What you need to do> Determine how many lines in the records below include the word "equipo" and output that number alone.

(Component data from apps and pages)
********************

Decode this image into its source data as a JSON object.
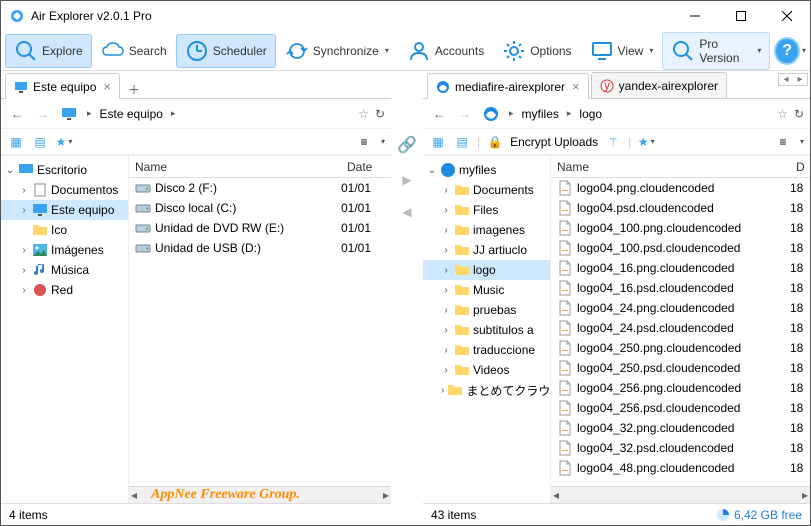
{
  "window": {
    "title": "Air Explorer v2.0.1 Pro"
  },
  "toolbar": {
    "explore": "Explore",
    "search": "Search",
    "scheduler": "Scheduler",
    "synchronize": "Synchronize",
    "accounts": "Accounts",
    "options": "Options",
    "view": "View",
    "pro": "Pro Version"
  },
  "left": {
    "tab": "Este equipo",
    "crumb1": "Este equipo",
    "treeRoot": "Escritorio",
    "tree": {
      "documents": "Documentos",
      "este": "Este equipo",
      "ico": "Ico",
      "imagenes": "Imágenes",
      "musica": "Música",
      "red": "Red"
    },
    "hdr": {
      "name": "Name",
      "date": "Date"
    },
    "rows": [
      {
        "name": "Disco 2 (F:)",
        "date": "01/01"
      },
      {
        "name": "Disco local (C:)",
        "date": "01/01"
      },
      {
        "name": "Unidad de DVD RW (E:)",
        "date": "01/01"
      },
      {
        "name": "Unidad de USB (D:)",
        "date": "01/01"
      }
    ],
    "status": "4 items"
  },
  "right": {
    "tab1": "mediafire-airexplorer",
    "tab2": "yandex-airexplorer",
    "crumb1": "myfiles",
    "crumb2": "logo",
    "encrypt": "Encrypt Uploads",
    "treeRoot": "myfiles",
    "tree": {
      "documents": "Documents",
      "files": "Files",
      "imagenes": "imagenes",
      "jj": "JJ artiuclo",
      "logo": "logo",
      "music": "Music",
      "pruebas": "pruebas",
      "subtitulos": "subtitulos a",
      "traducciones": "traduccione",
      "videos": "Videos",
      "jp": "まとめてクラウ"
    },
    "hdr": {
      "name": "Name",
      "d": "D"
    },
    "rows": [
      {
        "name": "logo04.png.cloudencoded",
        "d": "18"
      },
      {
        "name": "logo04.psd.cloudencoded",
        "d": "18"
      },
      {
        "name": "logo04_100.png.cloudencoded",
        "d": "18"
      },
      {
        "name": "logo04_100.psd.cloudencoded",
        "d": "18"
      },
      {
        "name": "logo04_16.png.cloudencoded",
        "d": "18"
      },
      {
        "name": "logo04_16.psd.cloudencoded",
        "d": "18"
      },
      {
        "name": "logo04_24.png.cloudencoded",
        "d": "18"
      },
      {
        "name": "logo04_24.psd.cloudencoded",
        "d": "18"
      },
      {
        "name": "logo04_250.png.cloudencoded",
        "d": "18"
      },
      {
        "name": "logo04_250.psd.cloudencoded",
        "d": "18"
      },
      {
        "name": "logo04_256.png.cloudencoded",
        "d": "18"
      },
      {
        "name": "logo04_256.psd.cloudencoded",
        "d": "18"
      },
      {
        "name": "logo04_32.png.cloudencoded",
        "d": "18"
      },
      {
        "name": "logo04_32.psd.cloudencoded",
        "d": "18"
      },
      {
        "name": "logo04_48.png.cloudencoded",
        "d": "18"
      }
    ],
    "status": "43 items",
    "free": "6,42 GB free"
  },
  "watermark": "AppNee Freeware Group."
}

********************

Exercise result> 3